6:50 Finally! I now had my darn cup of coffee in my hand at least, and all feet and hands safe….but what I didn’t have was a very good association going on with that crate. Z. was clearly not enjoying any of the high value marrow bones or treats I had put in there to sweeten the pain of confinement, a sure sign that in spite of his apparent calm state at that point, he was stressed. But at least he was quiet, so I let him out. This time he stayed mellow. No more foot attacks.
7:30AM While chopping deli turkey for morning clients, I randomly began tossing pieces in the back of the crate with the door open. I was happy to see he would still go in on his own, but I did not put any pressure on him to stay, or try to close the door. However, if he did stay, he got more deli turkey. (The new meat item had greatly improved his mood I noticed.)
7:45AM Surprise surprise. Guess what I had now? A relaxed puppy curled in his crate with the door open–all on his own. YAY! Breakthough! This I did at least manage to snap a few photos of.
8:00AM Excellent interactions with Maya (which I supervise so that I can click and treat all good choices): curving around her instead of body slamming–CLICK! Rising up to almost mount her, then hopping down–CLICK! Running full tilt boogie right at her, but then swerving at the last minute (the daredevil!)—CLICK! Sniffing noses, then going off about his business–CLICK! Responding to a warning snarl by play bowing and then shaking off—CLICK! By golly he’s learning to be a real dog! This session I managed to catch, but the jiggly, handheld camera footage is certainly less than elegant. Oh well. Somewhere in a later post I’ll show where he was with this a few days ago. The improvement is huge! Maya is actually tolerating him now because he no longer tries to use her as a personal trampoline.
8:15 Five minutes of a fantastic, quite joyful retrieve game with a paper bag crushed into a ball tossed back and forth across the kitchen floor. Excellent enthusiasm. Brought the item right to me each time. No keep away. No mistrust. Never once tried to eat the bag! Impressive! He’s a natural!
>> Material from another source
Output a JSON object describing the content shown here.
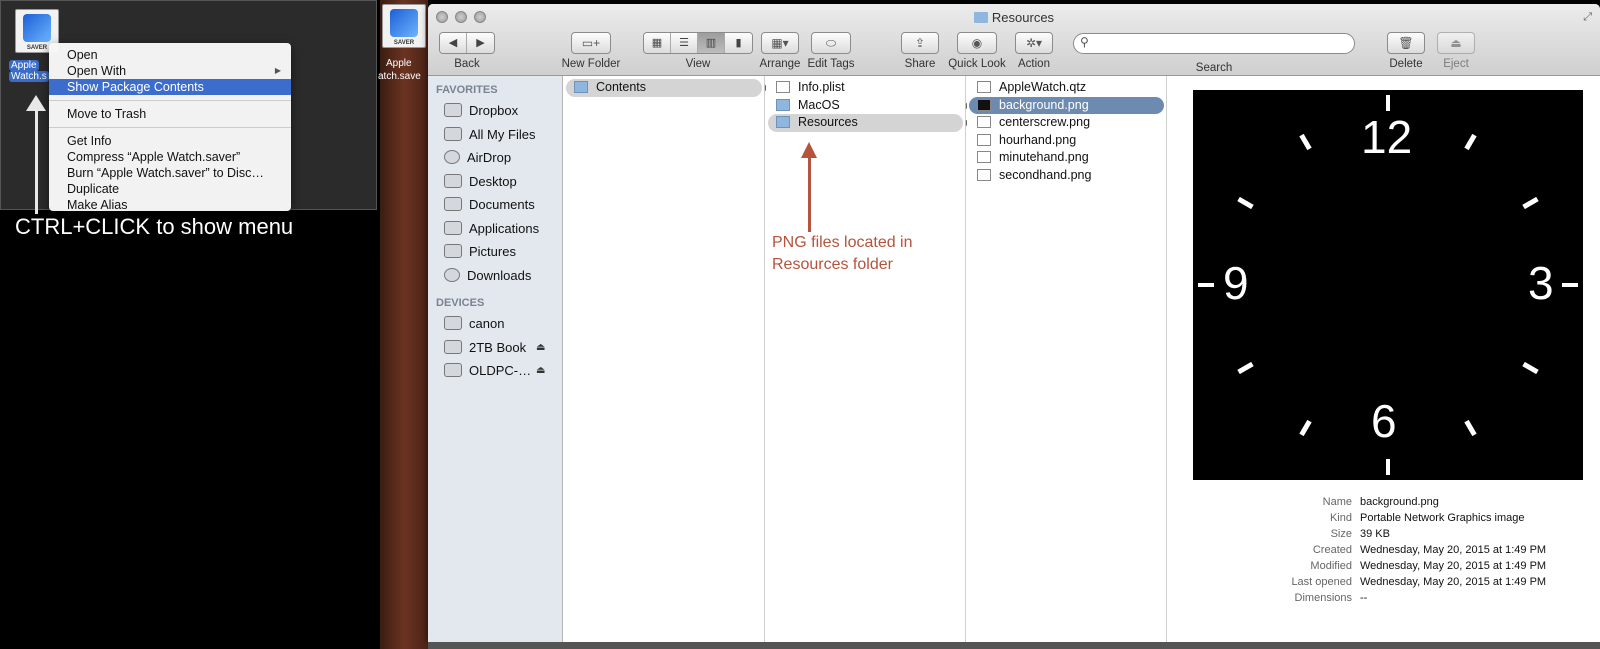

(Caught the Paper Bag Retrieve Game on video the next day for your viewing pleasure)
8:20AM Worked through a brief barking fit as mom came downstairs. Look at That and the “Hi Zydeco” greeting game (more on that later), plus deli turkey was very effective. In minutes he was happily taking treats from her and they were enjoying a tug game together. I was able to leave the house with him hanging out with his new “auntie” supervising. YAY! Appropriate socialization in action! One more person to add to his family crew!
WHEWEE! So, that was the morning. Can you see why I’m having trouble keeping up?